I own a community eye care practice and employ two optometrists. I’ve noticed that one of them discusses lens options and coatings with the patients while the other doesn’t. My dispensing staff finds it difficult to provide optimum lenses to those patients who see the second optometrist. What can I do?
It is part of the eye care specialist’s role to recommend lenses that will provide the patient with optimum vision and/or protection.
I will tell the patient the benefits of anti-reflection coatings-more light going into the eye, producing better vision and contrast, and better-looking lenses because of fewer reflections.
I will tell the patient the benefits of varifocal lenses over bifocals-no line, better-looking lenses, and some intermediate vision.
I will tell the patient the benefits of photochromic lenses-when outside, less glare, less light sensitivity, and some protection from cataracts.
I will tell the patient the benefits of high-index lenses-lighter, thinner and better-looking lenses.
I will tell the patient the benefit of eye protection-less chance of trauma to one of both eyes.
I will tell the patient the benefit of a backup pair of glasses-losing their only pair when travelling.

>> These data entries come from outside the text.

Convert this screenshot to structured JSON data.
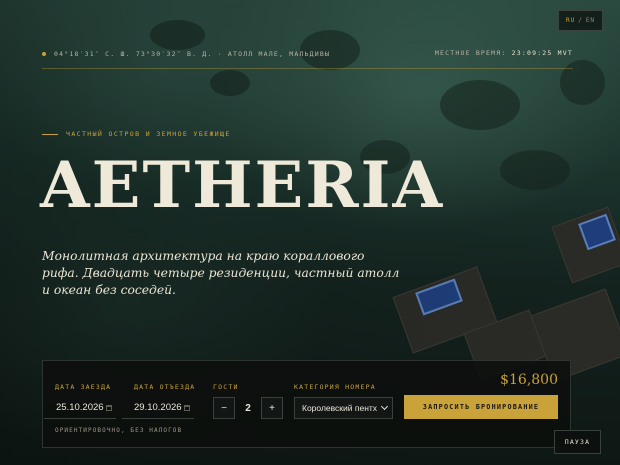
{
  "language": {
    "ru": "RU",
    "separator": "/",
    "en": "EN",
    "active": "RU"
  },
  "location": {
    "coordinates": "04°18′31″ С. Ш. 73°30′32″ В. Д. · АТОЛЛ МАЛЕ, МАЛЬДИВЫ",
    "local_time_label": "МЕСТНОЕ ВРЕМЯ:",
    "local_time_value": "23:09:25 MVT"
  },
  "hero": {
    "eyebrow": "ЧАСТНЫЙ ОСТРОВ И ЗЕМНОЕ УБЕЖИЩЕ",
    "title": "AETHERIA",
    "tagline": "Монолитная архитектура на краю кораллового рифа. Двадцать четыре резиденции, частный атолл и океан без соседей."
  },
  "booking": {
    "checkin_label": "ДАТА ЗАЕЗДА",
    "checkin_value": "25.10.2026",
    "checkout_label": "ДАТА ОТЪЕЗДА",
    "checkout_value": "29.10.2026",
    "guests_label": "ГОСТИ",
    "guests_minus": "−",
    "guests_value": "2",
    "guests_plus": "+",
    "category_label": "КАТЕГОРИЯ НОМЕРА",
    "category_value": "Королевский пентх",
    "price": "$16,800",
    "cta": "ЗАПРОСИТЬ БРОНИРОВАНИЕ",
    "note": "ОРИЕНТИРОВОЧНО, БЕЗ НАЛОГОВ"
  },
  "controls": {
    "pause": "ПАУЗА"
  },
  "colors": {
    "accent": "#c9a23a",
    "panel": "#0c0f0d",
    "text": "#e8e2d2"
  }
}
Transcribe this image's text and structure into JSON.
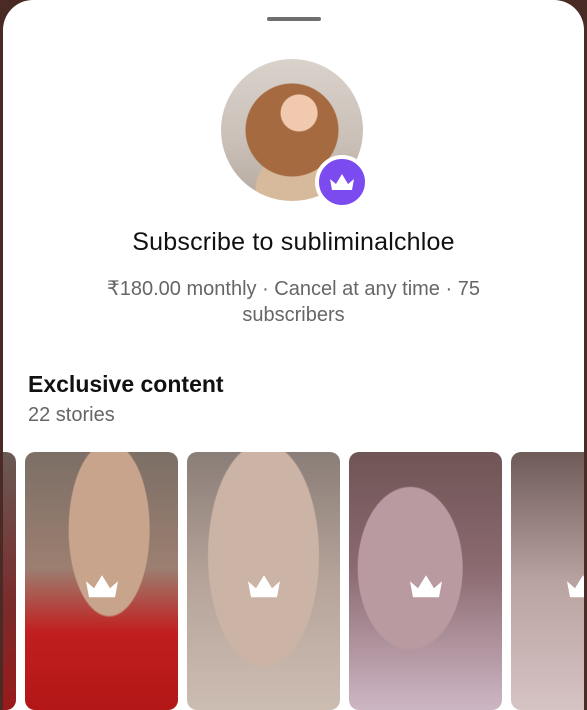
{
  "profile": {
    "title": "Subscribe to subliminalchloe",
    "meta": "₹180.00 monthly · Cancel at any time · 75 subscribers"
  },
  "exclusive": {
    "title": "Exclusive content",
    "subtitle": "22 stories"
  },
  "colors": {
    "accent": "#7b4bf0",
    "text_primary": "#111111",
    "text_secondary": "#666666"
  },
  "icons": {
    "badge": "crown-icon",
    "story_lock": "crown-icon"
  }
}
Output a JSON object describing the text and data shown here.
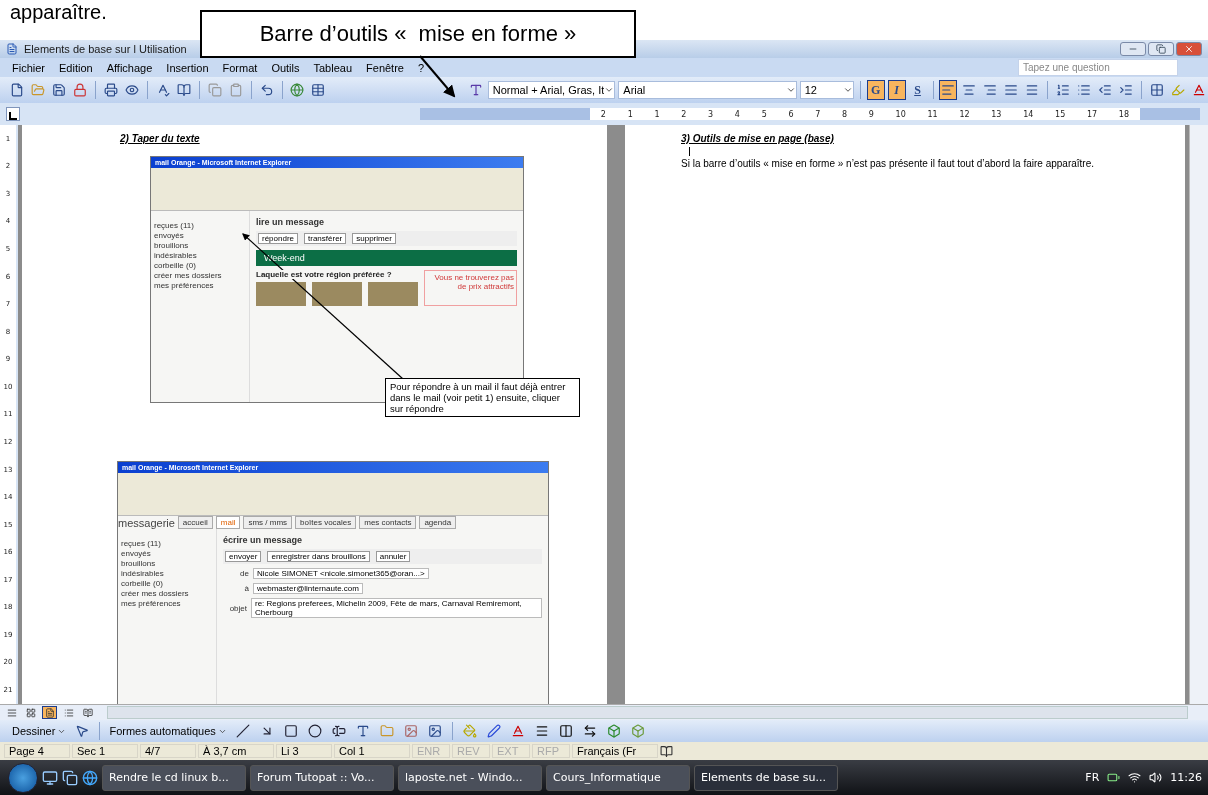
{
  "top_text": "apparaître.",
  "annotation_callout": "Barre d’outils «  mise en forme »",
  "window": {
    "title": "Elements de base sur l Utilisation"
  },
  "menu": [
    "Fichier",
    "Edition",
    "Affichage",
    "Insertion",
    "Format",
    "Outils",
    "Tableau",
    "Fenêtre",
    "?"
  ],
  "help_search": {
    "placeholder": "Tapez une question"
  },
  "formatting": {
    "style": "Normal + Arial, Gras, It",
    "font": "Arial",
    "size": "12",
    "bold_label": "G",
    "italic_label": "I",
    "underline_label": "S",
    "bold": true,
    "italic": true,
    "underline": false
  },
  "alignments": [
    {
      "kind": "left",
      "selected": true
    },
    {
      "kind": "center",
      "selected": false
    },
    {
      "kind": "right",
      "selected": false
    },
    {
      "kind": "justify",
      "selected": false
    }
  ],
  "ruler_numbers": [
    "2",
    "1",
    "1",
    "2",
    "3",
    "4",
    "5",
    "6",
    "7",
    "8",
    "9",
    "10",
    "11",
    "12",
    "13",
    "14",
    "15",
    "17",
    "18"
  ],
  "left_ruler_numbers": [
    "1",
    "2",
    "3",
    "4",
    "5",
    "6",
    "7",
    "8",
    "9",
    "10",
    "11",
    "12",
    "13",
    "14",
    "15",
    "16",
    "17",
    "18",
    "19",
    "20",
    "21"
  ],
  "page_left": {
    "heading": "2) Taper du texte",
    "note": "Pour répondre à un mail il faut déjà entrer dans le mail (voir petit 1) ensuite, cliquer sur répondre",
    "screenshot_read": {
      "title": "mail Orange - Microsoft Internet Explorer",
      "heading": "lire un message",
      "folders": [
        "reçues (11)",
        "envoyés",
        "brouillons",
        "indésirables",
        "corbeille (0)",
        "créer mes dossiers",
        "mes préférences"
      ],
      "buttons": [
        "répondre",
        "transférer",
        "supprimer"
      ],
      "banner": "Week-end",
      "question": "Laquelle est votre région préférée ?",
      "ad": "Vous ne trouverez pas de prix attractifs"
    },
    "screenshot_write": {
      "title": "mail Orange - Microsoft Internet Explorer",
      "brand": "messagerie",
      "tabs": [
        {
          "label": "accueil",
          "selected": false
        },
        {
          "label": "mail",
          "selected": true
        },
        {
          "label": "sms / mms",
          "selected": false
        },
        {
          "label": "boîtes vocales",
          "selected": false
        },
        {
          "label": "mes contacts",
          "selected": false
        },
        {
          "label": "agenda",
          "selected": false
        }
      ],
      "heading": "écrire un message",
      "folders": [
        "reçues (11)",
        "envoyés",
        "brouillons",
        "indésirables",
        "corbeille (0)",
        "créer mes dossiers",
        "mes préférences"
      ],
      "buttons": [
        "envoyer",
        "enregistrer dans brouillons",
        "annuler"
      ],
      "fields": [
        {
          "label": "de",
          "value": "Nicole SIMONET <nicole.simonet365@oran...>"
        },
        {
          "label": "à",
          "value": "webmaster@linternaute.com"
        },
        {
          "label": "objet",
          "value": "re: Regions preferees, Michelin 2009, Fête de mars, Carnaval Remiremont, Cherbourg"
        }
      ]
    }
  },
  "page_right": {
    "heading": "3) Outils de mise en page (base)",
    "paragraph": "Si la barre d’outils « mise en forme » n’est pas présente il faut tout d’abord la faire apparaître."
  },
  "view_buttons": [
    {
      "selected": false
    },
    {
      "selected": false
    },
    {
      "selected": true
    },
    {
      "selected": false
    },
    {
      "selected": false
    }
  ],
  "drawing_toolbar": {
    "draw": "Dessiner",
    "autoshapes": "Formes automatiques"
  },
  "status_bar": [
    "Page 4",
    "Sec 1",
    "4/7",
    "À 3,7 cm",
    "Li 3",
    "Col 1"
  ],
  "modes": [
    {
      "label": "ENR",
      "on": false
    },
    {
      "label": "REV",
      "on": false
    },
    {
      "label": "EXT",
      "on": false
    },
    {
      "label": "RFP",
      "on": false
    }
  ],
  "language": "Français (Fr",
  "taskbar": {
    "tasks": [
      {
        "label": "Rendre le cd linux b...",
        "selected": false
      },
      {
        "label": "Forum Tutopat :: Vo...",
        "selected": false
      },
      {
        "label": "laposte.net - Windo...",
        "selected": false
      },
      {
        "label": "Cours_Informatique",
        "selected": false
      },
      {
        "label": "Elements de base su...",
        "selected": true
      }
    ],
    "lang": "FR",
    "clock": "11:26"
  }
}
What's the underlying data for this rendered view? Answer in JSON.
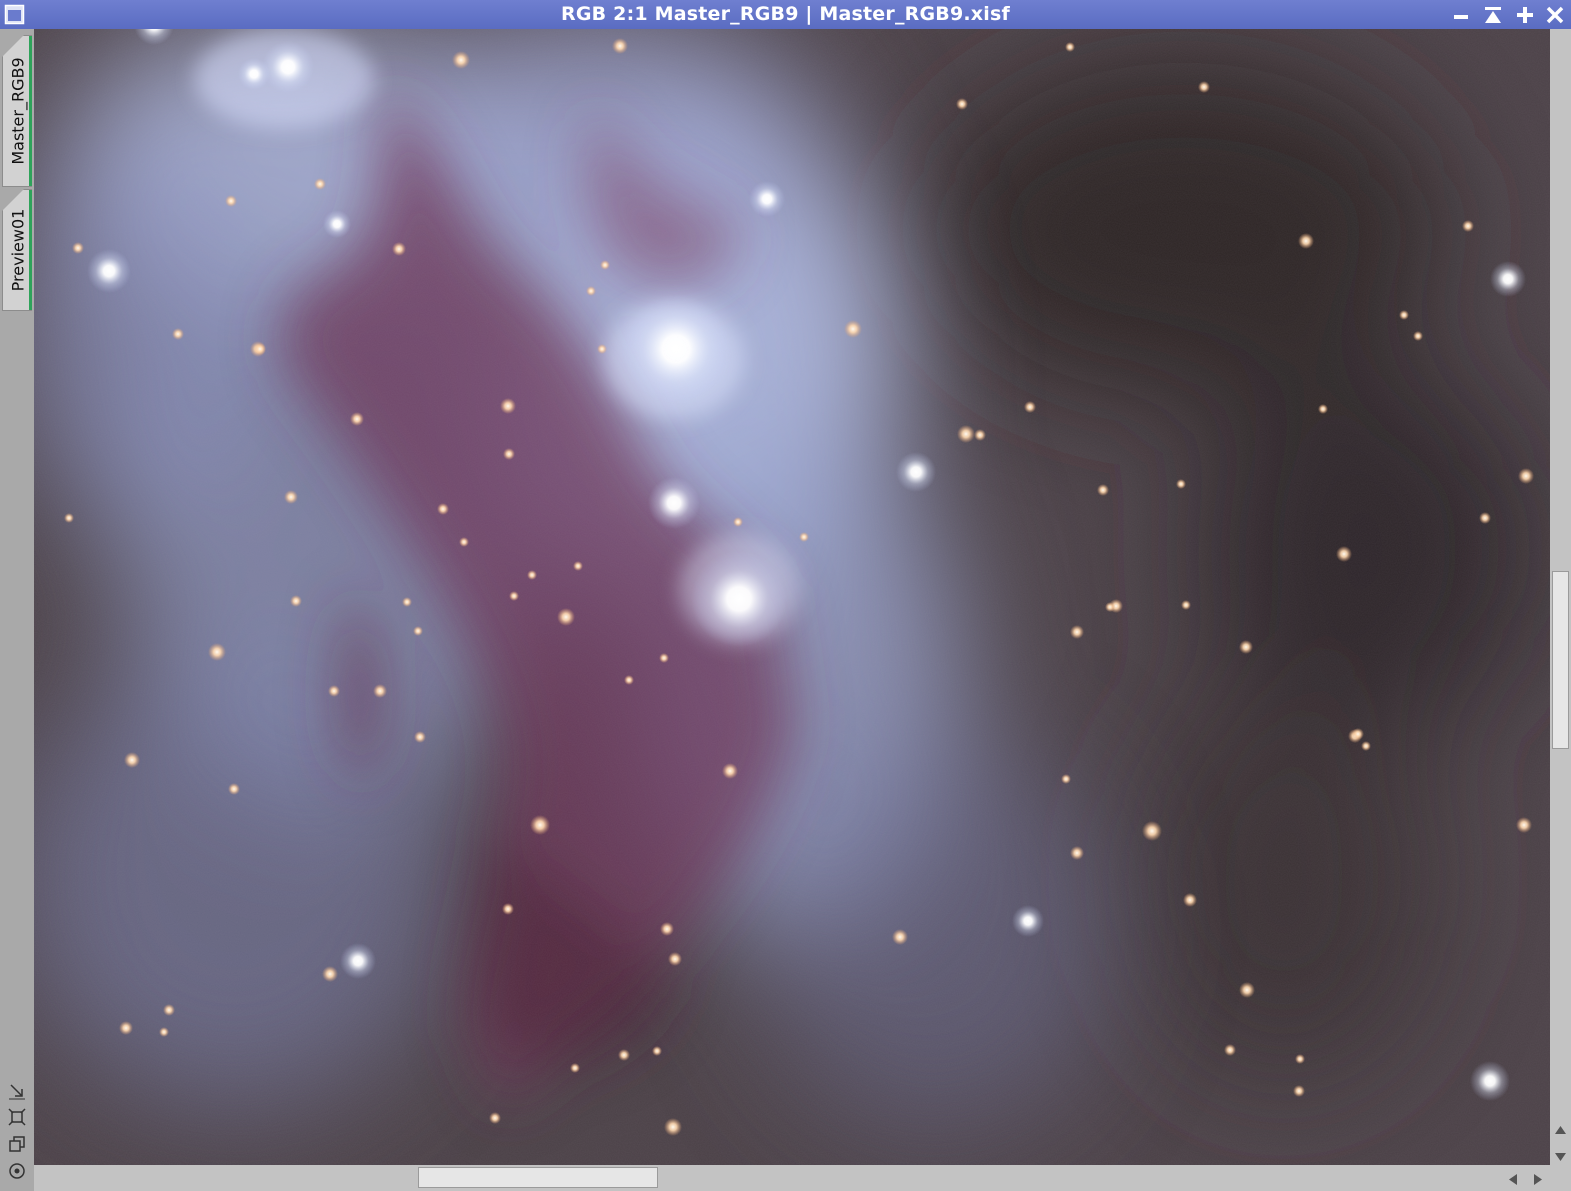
{
  "window": {
    "title": "RGB 2:1 Master_RGB9 | Master_RGB9.xisf",
    "titlebar_color": "#5f70c6",
    "controls": [
      "minimize-icon",
      "shade-icon",
      "maximize-icon",
      "close-icon"
    ]
  },
  "side_tabs": [
    {
      "label": "Master_RGB9"
    },
    {
      "label": "Preview01"
    }
  ],
  "side_tools": [
    "zoom-to-fit-icon",
    "fit-view-icon",
    "clone-view-icon",
    "target-icon"
  ],
  "image": {
    "description_icon": "nebula-image",
    "background_color": "#4a4046",
    "nebula_color": "#8c96c8",
    "dust_color": "#7a3c60"
  },
  "scrollbars": {
    "vertical": {
      "position": 0.48,
      "visible_fraction": 0.16
    },
    "horizontal": {
      "position": 0.25,
      "visible_fraction": 0.16
    }
  }
}
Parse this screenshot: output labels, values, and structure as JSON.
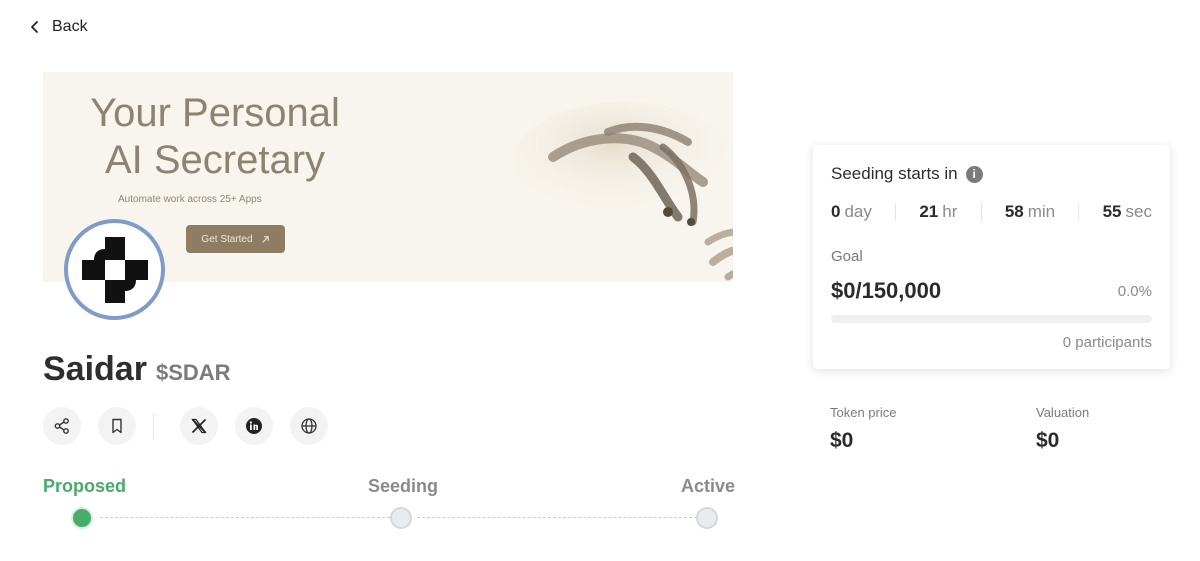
{
  "nav": {
    "back_label": "Back"
  },
  "banner": {
    "headline_line1": "Your Personal",
    "headline_line2": "AI Secretary",
    "subtitle": "Automate work across 25+ Apps",
    "cta_label": "Get Started",
    "bg_color": "#f8f5ee",
    "cta_color": "#8e7d63"
  },
  "project": {
    "name": "Saidar",
    "ticker": "$SDAR",
    "logo_icon": "saidar-cross-logo",
    "logo_ring_color": "#7e9bc9"
  },
  "social": {
    "icons": [
      "share-icon",
      "bookmark-icon",
      "x-icon",
      "linkedin-icon",
      "globe-icon"
    ]
  },
  "stages": {
    "items": [
      {
        "label": "Proposed",
        "state": "current"
      },
      {
        "label": "Seeding",
        "state": "upcoming"
      },
      {
        "label": "Active",
        "state": "upcoming"
      }
    ],
    "active_color": "#4aa96c"
  },
  "seeding": {
    "title": "Seeding starts in",
    "countdown": [
      {
        "value": "0",
        "unit": "day"
      },
      {
        "value": "21",
        "unit": "hr"
      },
      {
        "value": "58",
        "unit": "min"
      },
      {
        "value": "55",
        "unit": "sec"
      }
    ],
    "goal_label": "Goal",
    "goal_amount": "$0/150,000",
    "goal_percent": "0.0%",
    "progress_fraction": 0.0,
    "participants": "0 participants"
  },
  "stats": {
    "token_price_label": "Token price",
    "token_price_value": "$0",
    "valuation_label": "Valuation",
    "valuation_value": "$0"
  }
}
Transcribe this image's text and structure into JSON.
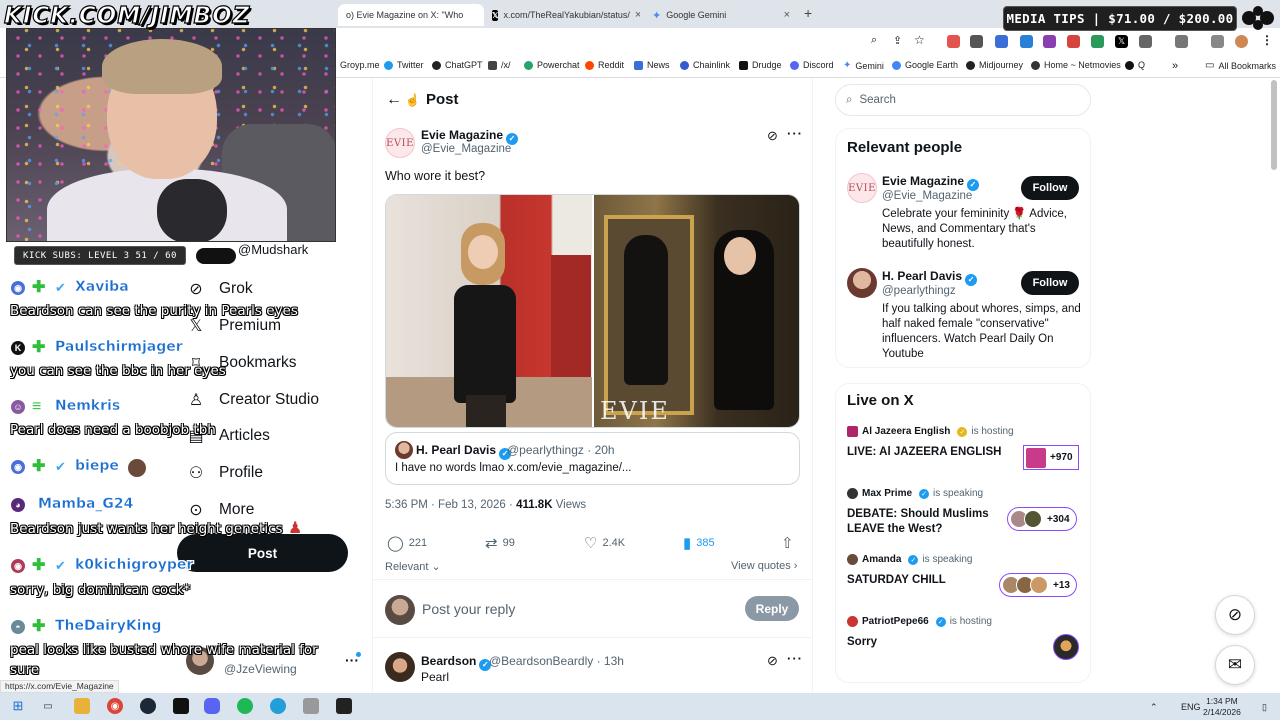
{
  "overlay": {
    "url": "KICK.COM/JIMBOZ",
    "subs": "KICK SUBS: LEVEL 3 51 / 60",
    "media_tips": "MEDIA TIPS | $71.00 / $200.00"
  },
  "browser": {
    "tabs": [
      {
        "title": "o) Evie Magazine on X: \"Who",
        "icon": "x-logo-icon",
        "close": "×"
      },
      {
        "title": "x.com/TheRealYakubian/status/",
        "icon": "x-logo-icon",
        "close": "×"
      },
      {
        "title": "Google Gemini",
        "icon": "gemini-icon",
        "close": "×"
      }
    ],
    "new_tab": "+",
    "bookmarks": [
      "Groyp.me",
      "Twitter",
      "ChatGPT",
      "/x/",
      "Powerchat",
      "Reddit",
      "News",
      "Chainlink",
      "Drudge",
      "Discord",
      "Gemini",
      "Google Earth",
      "Midjourney",
      "Home ~ Netmovies",
      "Q"
    ],
    "more_bookmarks": "»",
    "all_bookmarks": "All Bookmarks",
    "status_url": "https://x.com/Evie_Magazine"
  },
  "chat": [
    {
      "user": "Xaviba",
      "msg": "Beardson can see the purity in Pearls eyes"
    },
    {
      "user": "Paulschirmjager",
      "msg": "you can see the bbc in her eyes"
    },
    {
      "user": "Nemkris",
      "msg": "Pearl does need a boobjob tbh"
    },
    {
      "user": "biepe",
      "msg": ""
    },
    {
      "user": "Mamba_G24",
      "msg": "Beardson just wants her height genetics"
    },
    {
      "user": "k0kichigroyper",
      "msg": "sorry, big dominican cock*"
    },
    {
      "user": "TheDairyKing",
      "msg": "peal looks like busted whore wife material for",
      "msg2": "sure"
    }
  ],
  "x_nav": {
    "partial_item": "@Mudshark",
    "items": [
      {
        "label": "Grok",
        "icon": "grok-icon"
      },
      {
        "label": "Premium",
        "icon": "x-logo-icon"
      },
      {
        "label": "Bookmarks",
        "icon": "bookmark-icon"
      },
      {
        "label": "Creator Studio",
        "icon": "creator-studio-icon"
      },
      {
        "label": "Articles",
        "icon": "articles-icon"
      },
      {
        "label": "Profile",
        "icon": "profile-icon"
      },
      {
        "label": "More",
        "icon": "more-circle-icon"
      }
    ],
    "post_button": "Post",
    "account_handle": "@JzeViewing",
    "account_more": "···"
  },
  "post": {
    "page_title": "Post",
    "back": "←",
    "author": {
      "name": "Evie Magazine",
      "handle": "@Evie_Magazine",
      "avatar_text": "EVIE"
    },
    "text": "Who wore it best?",
    "media_watermark": "EVIE",
    "quote": {
      "name": "H. Pearl Davis",
      "handle": "@pearlythingz",
      "time": "· 20h",
      "text": "I have no words lmao x.com/evie_magazine/..."
    },
    "meta": {
      "time": "5:36 PM · Feb 13, 2026 ·",
      "views": "411.8K",
      "views_label": "Views"
    },
    "actions": {
      "replies": "221",
      "reposts": "99",
      "likes": "2.4K",
      "bookmarks": "385"
    },
    "sort_label": "Relevant",
    "view_quotes": "View quotes ›",
    "reply_placeholder": "Post your reply",
    "reply_button": "Reply",
    "first_reply": {
      "name": "Beardson",
      "handle": "@BeardsonBeardly",
      "time": "· 13h",
      "text": "Pearl"
    }
  },
  "sidebar": {
    "search_placeholder": "Search",
    "relevant_title": "Relevant people",
    "people": [
      {
        "name": "Evie Magazine",
        "handle": "@Evie_Magazine",
        "bio": "Celebrate your femininity 🌹 Advice, News, and Commentary that's beautifully honest.",
        "follow": "Follow",
        "avatar_text": "EVIE"
      },
      {
        "name": "H. Pearl Davis",
        "handle": "@pearlythingz",
        "bio": "If you talking about whores, simps, and half naked female \"conservative\" influencers. Watch Pearl Daily On Youtube",
        "follow": "Follow"
      }
    ],
    "live_title": "Live on X",
    "live": [
      {
        "host": "Al Jazeera English",
        "status": "is hosting",
        "title": "LIVE: Al JAZEERA ENGLISH",
        "count": "+970"
      },
      {
        "host": "Max Prime",
        "status": "is speaking",
        "title": "DEBATE: Should Muslims LEAVE the West?",
        "count": "+304"
      },
      {
        "host": "Amanda",
        "status": "is speaking",
        "title": "SATURDAY CHILL",
        "count": "+13"
      },
      {
        "host": "PatriotPepe66",
        "status": "is hosting",
        "title": "Sorry",
        "count": ""
      }
    ]
  },
  "taskbar": {
    "lang": "ENG",
    "time": "1:34 PM",
    "date": "2/14/2026"
  }
}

I will tell the patient the benefit of office varifocals-clear keyboard, screen, and nearby colleagues.
I do all of this in the consulting room because in the consulting room the patient will perceive this advice as clinical.
If this advice is given only by dispensing staff, it will be perceived as sales talk.
Advising patients of the clinical benefits of optimum lenses is in the best interests of your patients and will lead to a prosperous and sustainable business.